The site, which catered to a French-speaking audience, had been on the radar of rightsholders for some time. After avoiding the long arm of justice on several occasions, the curtain eventually fell.
Following news of the site’s downfall, it appeared that not all people working on the site were French. The main suspect was located in Canada and the system administrator was from Ukraine. Several French suspects were identified too, but these were mainly seen as moderators.
Today, more than six years after T411 was shut down, L’Informe reports that a Criminal Court in Rennes has handed the two main suspects custodial sentences and an unprecedented damages order of almost a quarter billion euros.
Three Years Prison and Massive Damages Award
In a landmark ruling, the court ordered the Canadian creator of the torrent site, Mr. Jolicoeur, to serve a three-year prison sentence and pay a €150,000 ($158,000) fine. The defendant wasn’t present in court and a warrant for his arrest was issued, which Canadian authorities have to follow up.
In addition, the court awarded an unprecedented €489 million ($516m) in damages to rightsholders. This is the largest damages award against pirate site operators we have ever seen. For comparison, The Pirate Bay founders had to pay damages that totaled less than seven million euros.
The amount in this case appears to be based on the total number of downloads that could be traced back to the site. The prosecution counted over 190,000 torrents, which generated more than 270 million downloads across various categories.
Films and TV series were by far the most popular, which explains why the bulk of the damages, €471 million, goes to movie industry companies including Warner, Pathé, Gaumont, UGC and Film24. The remaining €18 million is awarded to French music group SACEM.
18 Months for Ukrainian Sysop
In addition to the main suspect, the court also sentenced T411 sysop Mr. R.V., who previously shared his version of events with TorrentFreak.

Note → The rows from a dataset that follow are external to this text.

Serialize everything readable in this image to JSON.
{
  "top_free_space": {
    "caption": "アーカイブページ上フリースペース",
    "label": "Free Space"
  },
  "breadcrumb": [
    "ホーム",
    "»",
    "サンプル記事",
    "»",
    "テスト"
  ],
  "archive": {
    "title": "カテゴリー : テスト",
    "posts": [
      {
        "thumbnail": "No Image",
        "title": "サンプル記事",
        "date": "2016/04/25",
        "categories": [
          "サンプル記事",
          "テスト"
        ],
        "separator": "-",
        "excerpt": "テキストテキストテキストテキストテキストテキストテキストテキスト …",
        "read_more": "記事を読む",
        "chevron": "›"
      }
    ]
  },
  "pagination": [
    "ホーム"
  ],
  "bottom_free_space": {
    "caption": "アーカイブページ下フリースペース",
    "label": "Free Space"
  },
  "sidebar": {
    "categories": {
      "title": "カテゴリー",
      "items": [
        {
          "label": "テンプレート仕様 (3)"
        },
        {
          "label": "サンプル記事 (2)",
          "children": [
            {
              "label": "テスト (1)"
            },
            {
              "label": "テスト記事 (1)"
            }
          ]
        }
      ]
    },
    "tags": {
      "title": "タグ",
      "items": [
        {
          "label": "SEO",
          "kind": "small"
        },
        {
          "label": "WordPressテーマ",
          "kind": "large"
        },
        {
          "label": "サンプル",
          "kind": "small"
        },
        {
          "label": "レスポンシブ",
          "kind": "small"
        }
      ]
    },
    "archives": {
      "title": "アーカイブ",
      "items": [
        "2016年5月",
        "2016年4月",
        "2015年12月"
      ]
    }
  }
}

R.V., who now lives in Sweden, was present at the hearings and sentenced to 18 months in prison, of which 13 are conditional. The sysop already served this time in pre-trial detention so remains free.

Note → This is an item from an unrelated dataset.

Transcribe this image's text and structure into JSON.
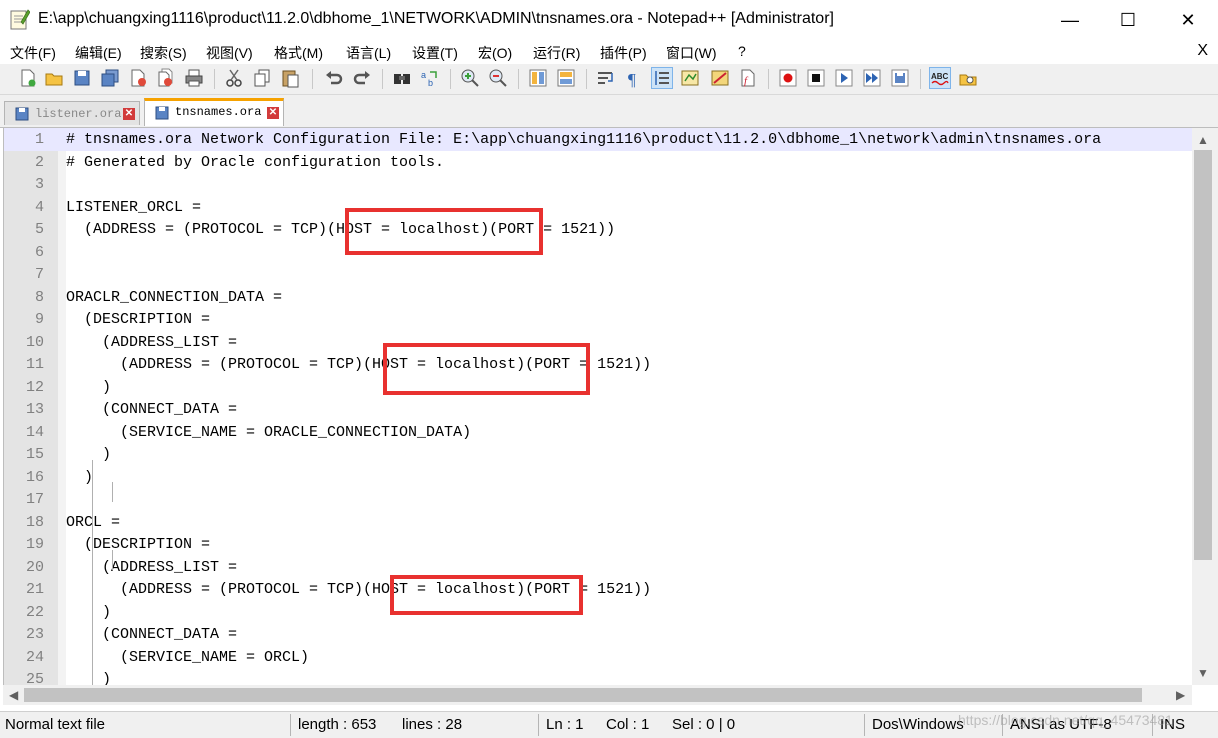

The court also held the sysop responsible for 30% of the damages award, more than €146 million in total. That’s pretty much a monetary life sentence, which comes as a huge disappointment.
Speaking with TorrentFreak, R.V. says that he will appeal the judgment. He describes the damages amount as abnormal and half-jokingly adds that he might as well quit his job if it’s upheld.
“I’m not going to pay it, but even if I am forced to do so, I will quit the job and live on social benefits for jobless people instead. Otherwise, I need to work 3,500 years to pay such a fine,” R.V. says.
R.V. also notes that the defense had no opportunity to challenge the calculation of the damages amount, which is something that will likely come up during the appeal.
Modest Sentences for Moderators
In addition to the site’s founder and sysop, the court also sentenced several French moderators of T411. The five defendants must pay 250 euros each to all of the listed rightsholders.
L’Informe reports that the authorities began investigating the site in 2015. They were ultimately able to identify the suspects by cross-referencing their PayPal accounts, IP-addresses, and bank details.
For rightsholders and French law enforcement, the convictions amount to a major victory, but their work is not over yet. Shortly after T411 was shut down YggTorrent took its place and, despite multiple attempts to take it offline, the site remains online today.